But I certainly made them cake. I hollowed out some oranges. I mixed up some store-bought yellow cake mix. I added some black berries to make it “healthier,” somehow. I don’t know. I felt better about berries for one year olds, than, say, gobs of chocolate.
I poured the cake batter into the hollowed out oranges. I remembered not to over fill them as I have in the past. Into the dutch oven. We had a perfect flat stone as a surface for the coals.
Baking in the dutch oven is somewhat imprecise. We can use a certain amount of coals on the top and bottom to reach desired temperatures. But it’s really a bit of a crapshoot. The great thing though, is that when you are camping, almost all food tastes good.
We let these bake for the time specified on the box. And look at that…they came out mighty nice looking.
My parents help wrangle babies as we cooked dinner. I don’t know if the boys understood what it meant, that it was their birthday. But I like to think they were excited.
It’s my fucking birthday, motherfuckers!*
Dinner. I had been soaking a couple cedar planks for some campfire salmon. I read somewhere to brine the salmon first to keep it from weeping that white stuff as it cooked. I don’t know if it worked. I rubbed the fish with minced garlic and then sprinkled on some brown sugar. We wrapped up potatoes, onions and butter into a foil duck.
So this was all a great idea. But I think the plank works best over regulated heat, as opposed to a glowing hot campfire.
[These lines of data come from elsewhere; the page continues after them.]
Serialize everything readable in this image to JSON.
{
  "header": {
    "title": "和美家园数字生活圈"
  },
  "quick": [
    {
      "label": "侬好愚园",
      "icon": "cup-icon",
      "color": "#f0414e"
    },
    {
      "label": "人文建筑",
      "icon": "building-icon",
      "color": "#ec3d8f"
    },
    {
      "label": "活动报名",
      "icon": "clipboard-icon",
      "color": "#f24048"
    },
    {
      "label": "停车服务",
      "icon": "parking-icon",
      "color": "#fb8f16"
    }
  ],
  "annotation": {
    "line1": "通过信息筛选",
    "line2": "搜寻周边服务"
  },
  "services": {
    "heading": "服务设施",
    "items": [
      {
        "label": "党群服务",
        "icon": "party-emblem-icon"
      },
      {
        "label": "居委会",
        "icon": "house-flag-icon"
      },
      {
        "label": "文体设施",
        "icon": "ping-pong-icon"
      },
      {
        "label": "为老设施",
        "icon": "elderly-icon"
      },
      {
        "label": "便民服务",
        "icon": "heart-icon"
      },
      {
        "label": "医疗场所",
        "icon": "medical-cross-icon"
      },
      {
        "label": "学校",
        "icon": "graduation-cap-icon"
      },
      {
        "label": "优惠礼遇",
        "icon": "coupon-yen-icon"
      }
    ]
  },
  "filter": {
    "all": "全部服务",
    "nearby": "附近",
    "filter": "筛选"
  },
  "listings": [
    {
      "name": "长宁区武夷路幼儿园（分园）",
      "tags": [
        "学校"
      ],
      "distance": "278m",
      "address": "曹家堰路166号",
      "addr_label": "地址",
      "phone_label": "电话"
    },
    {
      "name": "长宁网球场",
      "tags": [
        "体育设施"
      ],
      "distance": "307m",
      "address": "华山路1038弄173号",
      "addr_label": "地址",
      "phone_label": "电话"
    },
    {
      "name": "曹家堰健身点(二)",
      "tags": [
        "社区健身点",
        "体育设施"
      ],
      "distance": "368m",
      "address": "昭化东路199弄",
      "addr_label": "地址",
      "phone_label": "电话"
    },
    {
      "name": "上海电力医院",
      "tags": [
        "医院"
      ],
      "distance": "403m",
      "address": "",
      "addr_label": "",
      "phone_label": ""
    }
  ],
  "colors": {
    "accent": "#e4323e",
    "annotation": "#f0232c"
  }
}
I spread out the coals, but you really don’t have all that much control over the heat. Even though the cedar plank soaked for over 24 hours, it caught fire almost immediately. I spritzed it with water from a baby bottle. This was a hot, hot fire.
Nevertheless, the salmon was pretty good. It peeled right off the charred wood. It was still moist and flavorful. I’ll certainly try doing this again, but maybe on a grill next time. Our potatoes and onions, as well as the tomatoes and zucchini we cooked in foil, were all charred but somewhat edible. It was a hot fire. Forgive me that I didn’t take photos. Because our charred camp food is just the kind of thing I need showing up on Pinterest.
Next: Birthday cake.
It all started out innocently enough. I cut the orange just enough to get the boys started.
And already, their personalities were shining through. Dave tried to help Loyal by opening up the orange more. But Loyal wanted to do it his way. He gnawed on the orange peel instead of the cake.
But it didn’t take long for them to get the idea.
Very quickly, our dining table descended into complete cake debauchery. They both thought it was a good idea to just lap up cake directly from the table.
Why did I think berries were a good idea?
Do you know what happens when you smoosh cake and add a little baby drool? It becomes cake batter again. Sticky, gluey paste. They were covered with it.
So I dare say these boys are skilled cake destroyers. I’m glad Papa and Grandpa were the ones to hold them.
Happy birthday, boys. I think you had fun on your first camping trip.
*(Please don’t call the cops on me because I put swear words in my baby’s mouth. Thanks.)